AIM OF THE EXERCISE.
Print the records exactly. Every mark must remain.

(Data records for software interfaces)
--------------------------------
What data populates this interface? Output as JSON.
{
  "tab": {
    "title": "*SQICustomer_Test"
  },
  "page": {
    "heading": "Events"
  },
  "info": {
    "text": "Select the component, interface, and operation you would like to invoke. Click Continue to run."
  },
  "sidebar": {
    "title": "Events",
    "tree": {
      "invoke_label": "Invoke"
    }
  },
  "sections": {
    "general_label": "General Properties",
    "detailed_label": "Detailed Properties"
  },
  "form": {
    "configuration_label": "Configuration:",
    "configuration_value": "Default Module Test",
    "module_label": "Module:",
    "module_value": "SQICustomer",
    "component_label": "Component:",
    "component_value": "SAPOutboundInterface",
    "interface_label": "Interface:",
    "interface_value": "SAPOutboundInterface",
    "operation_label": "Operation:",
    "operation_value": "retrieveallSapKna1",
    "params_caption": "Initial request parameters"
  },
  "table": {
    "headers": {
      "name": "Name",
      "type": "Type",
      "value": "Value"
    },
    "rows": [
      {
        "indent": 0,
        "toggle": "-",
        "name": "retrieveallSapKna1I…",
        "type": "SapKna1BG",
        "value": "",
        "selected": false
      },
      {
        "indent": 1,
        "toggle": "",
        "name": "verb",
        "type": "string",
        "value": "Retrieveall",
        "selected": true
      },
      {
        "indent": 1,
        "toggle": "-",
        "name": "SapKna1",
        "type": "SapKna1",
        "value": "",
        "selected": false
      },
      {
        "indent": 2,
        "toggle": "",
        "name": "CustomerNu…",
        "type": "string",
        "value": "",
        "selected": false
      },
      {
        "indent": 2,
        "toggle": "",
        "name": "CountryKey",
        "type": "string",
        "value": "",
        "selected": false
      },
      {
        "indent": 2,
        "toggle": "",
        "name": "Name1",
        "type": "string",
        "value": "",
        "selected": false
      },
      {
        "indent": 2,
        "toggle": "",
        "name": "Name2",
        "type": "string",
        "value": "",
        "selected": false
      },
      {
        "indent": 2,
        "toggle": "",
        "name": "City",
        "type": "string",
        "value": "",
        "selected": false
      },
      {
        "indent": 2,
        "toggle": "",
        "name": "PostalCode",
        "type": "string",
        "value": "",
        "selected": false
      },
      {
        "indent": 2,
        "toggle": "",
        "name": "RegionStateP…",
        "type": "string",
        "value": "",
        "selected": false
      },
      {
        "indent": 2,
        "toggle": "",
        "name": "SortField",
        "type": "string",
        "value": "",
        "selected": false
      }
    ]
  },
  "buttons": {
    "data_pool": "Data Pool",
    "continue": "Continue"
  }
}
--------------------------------
WRITTEN RESPONSE.
What data populates this interface? Output as JSON.
{
  "tab": {
    "title": "*SQICustomer_Test"
  },
  "page": {
    "heading": "Events"
  },
  "info": {
    "text": "Select the component, interface, and operation you would like to invoke. Click Continue to run."
  },
  "sidebar": {
    "title": "Events",
    "tree": {
      "invoke_label": "Invoke"
    }
  },
  "sections": {
    "general_label": "General Properties",
    "detailed_label": "Detailed Properties"
  },
  "form": {
    "configuration_label": "Configuration:",
    "configuration_value": "Default Module Test",
    "module_label": "Module:",
    "module_value": "SQICustomer",
    "component_label": "Component:",
    "component_value": "SAPOutboundInterface",
    "interface_label": "Interface:",
    "interface_value": "SAPOutboundInterface",
    "operation_label": "Operation:",
    "operation_value": "retrieveallSapKna1",
    "params_caption": "Initial request parameters"
  },
  "table": {
    "headers": {
      "name": "Name",
      "type": "Type",
      "value": "Value"
    },
    "rows": [
      {
        "indent": 0,
        "toggle": "-",
        "name": "retrieveallSapKna1I…",
        "type": "SapKna1BG",
        "value": "",
        "selected": false
      },
      {
        "indent": 1,
        "toggle": "",
        "name": "verb",
        "type": "string",
        "value": "Retrieveall",
        "selected": true
      },
      {
        "indent": 1,
        "toggle": "-",
        "name": "SapKna1",
        "type": "SapKna1",
        "value": "",
        "selected": false
      },
      {
        "indent": 2,
        "toggle": "",
        "name": "CustomerNu…",
        "type": "string",
        "value": "",
        "selected": false
      },
      {
        "indent": 2,
        "toggle": "",
        "name": "CountryKey",
        "type": "string",
        "value": "",
        "selected": false
      },
      {
        "indent": 2,
        "toggle": "",
        "name": "Name1",
        "type": "string",
        "value": "",
        "selected": false
      },
      {
        "indent": 2,
        "toggle": "",
        "name": "Name2",
        "type": "string",
        "value": "",
        "selected": false
      },
      {
        "indent": 2,
        "toggle": "",
        "name": "City",
        "type": "string",
        "value": "",
        "selected": false
      },
      {
        "indent": 2,
        "toggle": "",
        "name": "PostalCode",
        "type": "string",
        "value": "",
        "selected": false
      },
      {
        "indent": 2,
        "toggle": "",
        "name": "RegionStateP…",
        "type": "string",
        "value": "",
        "selected": false
      },
      {
        "indent": 2,
        "toggle": "",
        "name": "SortField",
        "type": "string",
        "value": "",
        "selected": false
      }
    ]
  },
  "buttons": {
    "data_pool": "Data Pool",
    "continue": "Continue"
  }
}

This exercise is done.